WHAT YOU WILL DO => For this exercise, retype each line of the material below verbatim and omit any picture.

Start of EXTRACTED INFORMATION

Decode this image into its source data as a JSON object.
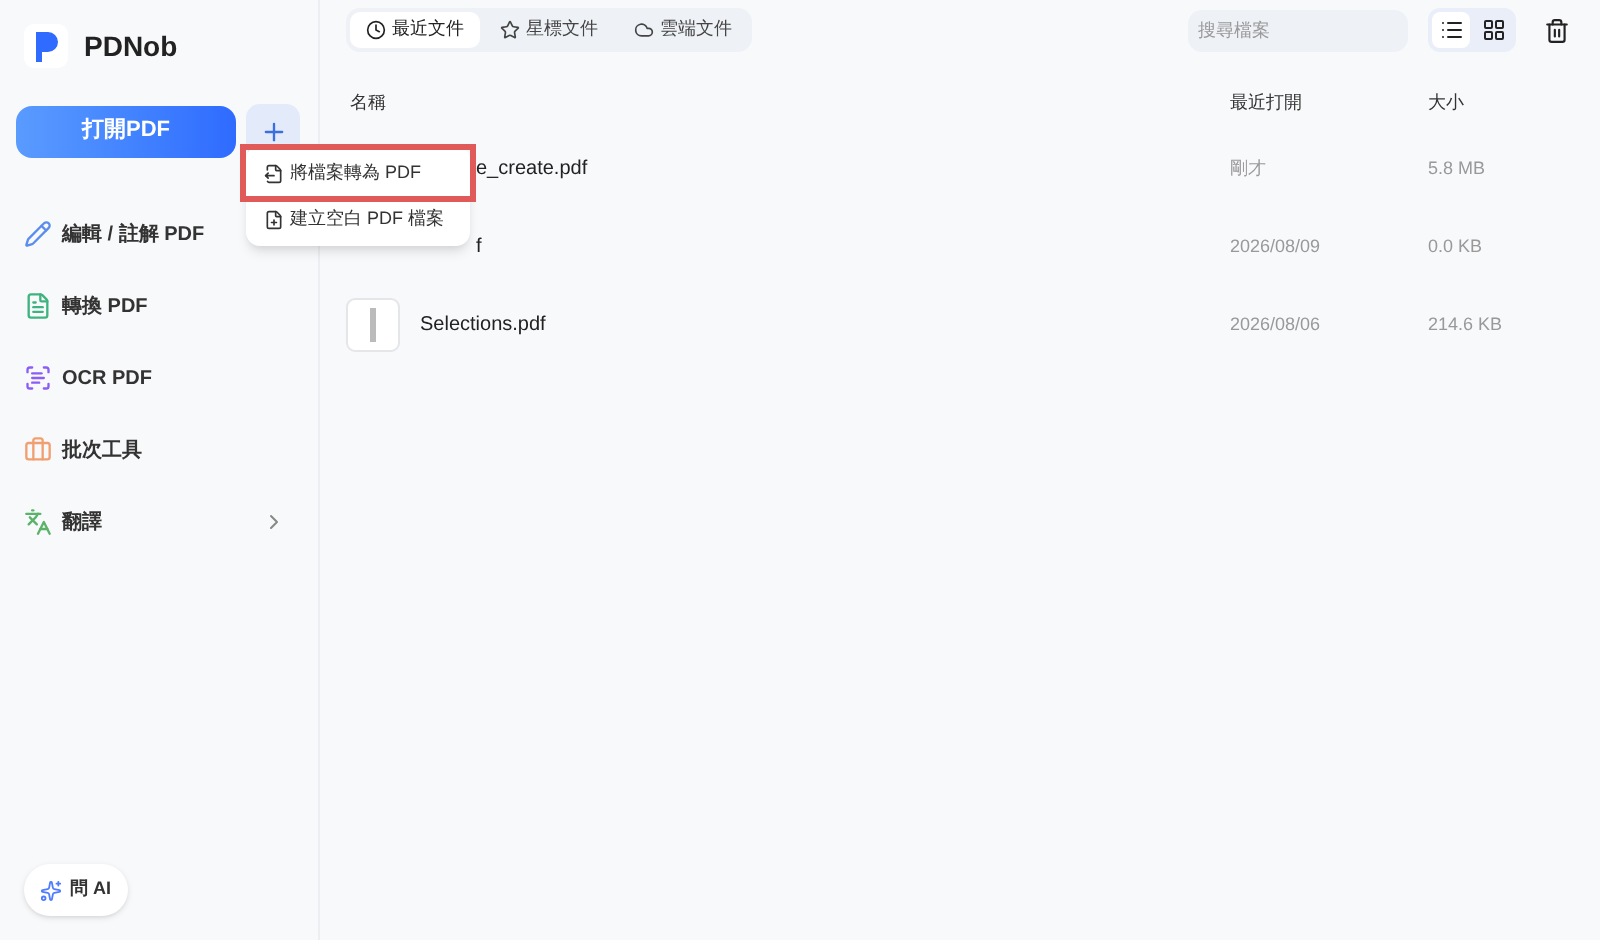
{
  "app": {
    "name": "PDNob"
  },
  "sidebar": {
    "open_button": "打開PDF",
    "items": [
      {
        "label": "編輯 / 註解 PDF",
        "kind": "edit"
      },
      {
        "label": "轉換 PDF",
        "kind": "convert"
      },
      {
        "label": "OCR PDF",
        "kind": "ocr"
      },
      {
        "label": "批次工具",
        "kind": "batch"
      },
      {
        "label": "翻譯",
        "kind": "translate",
        "has_submenu": true
      }
    ],
    "ask_ai": "問 AI"
  },
  "add_menu": {
    "items": [
      {
        "label": "將檔案轉為 PDF",
        "highlighted": true
      },
      {
        "label": "建立空白 PDF 檔案",
        "highlighted": false
      }
    ]
  },
  "tabs": [
    {
      "label": "最近文件",
      "selected": true
    },
    {
      "label": "星標文件",
      "selected": false
    },
    {
      "label": "雲端文件",
      "selected": false
    }
  ],
  "search": {
    "placeholder": "搜尋檔案"
  },
  "view_modes": [
    {
      "kind": "list",
      "selected": true
    },
    {
      "kind": "grid",
      "selected": false
    }
  ],
  "table": {
    "columns": [
      "名稱",
      "最近打開",
      "大小"
    ],
    "rows": [
      {
        "name": "e_create.pdf",
        "partly_covered": true,
        "opened": "剛才",
        "size": "5.8 MB"
      },
      {
        "name": "f",
        "partly_covered": true,
        "opened": "2026/08/09",
        "size": "0.0 KB"
      },
      {
        "name": "Selections.pdf",
        "partly_covered": false,
        "opened": "2026/08/06",
        "size": "214.6 KB"
      }
    ]
  }
}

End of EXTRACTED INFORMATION

YOUR RESPONSE =>
Decode this image into its source data as a JSON object.
{
  "app": {
    "name": "PDNob"
  },
  "sidebar": {
    "open_button": "打開PDF",
    "items": [
      {
        "label": "編輯 / 註解 PDF",
        "kind": "edit"
      },
      {
        "label": "轉換 PDF",
        "kind": "convert"
      },
      {
        "label": "OCR PDF",
        "kind": "ocr"
      },
      {
        "label": "批次工具",
        "kind": "batch"
      },
      {
        "label": "翻譯",
        "kind": "translate",
        "has_submenu": true
      }
    ],
    "ask_ai": "問 AI"
  },
  "add_menu": {
    "items": [
      {
        "label": "將檔案轉為 PDF",
        "highlighted": true
      },
      {
        "label": "建立空白 PDF 檔案",
        "highlighted": false
      }
    ]
  },
  "tabs": [
    {
      "label": "最近文件",
      "selected": true
    },
    {
      "label": "星標文件",
      "selected": false
    },
    {
      "label": "雲端文件",
      "selected": false
    }
  ],
  "search": {
    "placeholder": "搜尋檔案"
  },
  "view_modes": [
    {
      "kind": "list",
      "selected": true
    },
    {
      "kind": "grid",
      "selected": false
    }
  ],
  "table": {
    "columns": [
      "名稱",
      "最近打開",
      "大小"
    ],
    "rows": [
      {
        "name": "e_create.pdf",
        "partly_covered": true,
        "opened": "剛才",
        "size": "5.8 MB"
      },
      {
        "name": "f",
        "partly_covered": true,
        "opened": "2026/08/09",
        "size": "0.0 KB"
      },
      {
        "name": "Selections.pdf",
        "partly_covered": false,
        "opened": "2026/08/06",
        "size": "214.6 KB"
      }
    ]
  }
}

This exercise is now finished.